**Task brief**
Where the string "sectiunea" occurs in a line of the entries below, copy that line.

── Listed records ──

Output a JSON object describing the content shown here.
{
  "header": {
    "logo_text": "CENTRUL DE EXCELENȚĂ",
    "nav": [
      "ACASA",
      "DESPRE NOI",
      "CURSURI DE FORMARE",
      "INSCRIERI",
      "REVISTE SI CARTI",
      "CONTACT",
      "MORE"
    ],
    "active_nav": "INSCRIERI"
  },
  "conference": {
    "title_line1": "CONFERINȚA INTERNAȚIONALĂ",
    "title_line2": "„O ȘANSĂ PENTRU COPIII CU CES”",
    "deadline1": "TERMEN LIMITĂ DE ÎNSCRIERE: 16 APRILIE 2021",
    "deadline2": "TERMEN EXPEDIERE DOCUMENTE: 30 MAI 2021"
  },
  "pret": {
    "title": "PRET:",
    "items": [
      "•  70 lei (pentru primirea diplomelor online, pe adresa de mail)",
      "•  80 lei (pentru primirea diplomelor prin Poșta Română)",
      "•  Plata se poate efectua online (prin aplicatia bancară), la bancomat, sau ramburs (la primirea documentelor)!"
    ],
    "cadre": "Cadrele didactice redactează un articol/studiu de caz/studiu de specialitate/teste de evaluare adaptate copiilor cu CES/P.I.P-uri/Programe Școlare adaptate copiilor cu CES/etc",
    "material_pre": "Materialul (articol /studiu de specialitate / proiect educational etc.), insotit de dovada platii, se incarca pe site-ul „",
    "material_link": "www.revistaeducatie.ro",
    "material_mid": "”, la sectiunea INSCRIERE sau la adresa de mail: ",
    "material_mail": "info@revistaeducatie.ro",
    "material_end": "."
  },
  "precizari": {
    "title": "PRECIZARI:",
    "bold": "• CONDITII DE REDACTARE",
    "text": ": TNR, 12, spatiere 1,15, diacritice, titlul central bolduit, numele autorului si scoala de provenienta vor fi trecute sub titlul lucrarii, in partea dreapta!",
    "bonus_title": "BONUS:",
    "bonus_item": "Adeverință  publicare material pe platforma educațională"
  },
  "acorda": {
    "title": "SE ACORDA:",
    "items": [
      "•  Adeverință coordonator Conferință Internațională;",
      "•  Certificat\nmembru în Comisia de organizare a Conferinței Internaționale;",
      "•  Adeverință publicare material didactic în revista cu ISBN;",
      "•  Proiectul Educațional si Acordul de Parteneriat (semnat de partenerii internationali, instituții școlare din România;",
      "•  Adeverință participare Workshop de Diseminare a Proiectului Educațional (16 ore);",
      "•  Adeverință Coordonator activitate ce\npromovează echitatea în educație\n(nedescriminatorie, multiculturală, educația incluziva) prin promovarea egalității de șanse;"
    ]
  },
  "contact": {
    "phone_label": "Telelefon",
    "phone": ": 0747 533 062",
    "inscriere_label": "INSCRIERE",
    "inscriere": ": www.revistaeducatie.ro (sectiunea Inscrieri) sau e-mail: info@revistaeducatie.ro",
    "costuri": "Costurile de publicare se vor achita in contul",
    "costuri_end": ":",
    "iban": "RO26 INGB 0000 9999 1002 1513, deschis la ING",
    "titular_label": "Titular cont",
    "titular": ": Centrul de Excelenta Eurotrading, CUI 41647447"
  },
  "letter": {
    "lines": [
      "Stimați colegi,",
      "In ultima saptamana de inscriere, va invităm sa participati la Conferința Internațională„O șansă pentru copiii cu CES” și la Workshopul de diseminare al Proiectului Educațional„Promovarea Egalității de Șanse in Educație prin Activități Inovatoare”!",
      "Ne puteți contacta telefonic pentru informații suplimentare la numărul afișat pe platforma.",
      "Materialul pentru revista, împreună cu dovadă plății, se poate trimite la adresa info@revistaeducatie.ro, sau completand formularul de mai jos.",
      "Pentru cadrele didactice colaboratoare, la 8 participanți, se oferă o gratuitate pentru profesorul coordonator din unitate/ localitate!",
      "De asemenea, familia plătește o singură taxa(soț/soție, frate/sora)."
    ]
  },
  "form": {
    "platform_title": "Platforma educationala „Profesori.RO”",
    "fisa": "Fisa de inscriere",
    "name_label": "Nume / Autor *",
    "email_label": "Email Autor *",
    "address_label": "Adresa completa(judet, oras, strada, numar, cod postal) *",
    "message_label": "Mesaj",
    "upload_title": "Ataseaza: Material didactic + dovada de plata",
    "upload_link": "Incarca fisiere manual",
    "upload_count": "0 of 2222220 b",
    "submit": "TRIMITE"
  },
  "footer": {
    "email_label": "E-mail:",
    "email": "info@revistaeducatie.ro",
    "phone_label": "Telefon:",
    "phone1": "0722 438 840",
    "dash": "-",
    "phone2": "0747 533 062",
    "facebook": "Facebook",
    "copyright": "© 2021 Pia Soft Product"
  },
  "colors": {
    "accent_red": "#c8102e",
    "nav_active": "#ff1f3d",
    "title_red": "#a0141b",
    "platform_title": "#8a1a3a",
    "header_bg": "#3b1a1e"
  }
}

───

**Expected answer**
    "material_mid": "”, la sectiunea INSCRIERE sau la adresa de mail: ",
    "inscriere": ": www.revistaeducatie.ro (sectiunea Inscrieri) sau e-mail: info@revistaeducatie.ro",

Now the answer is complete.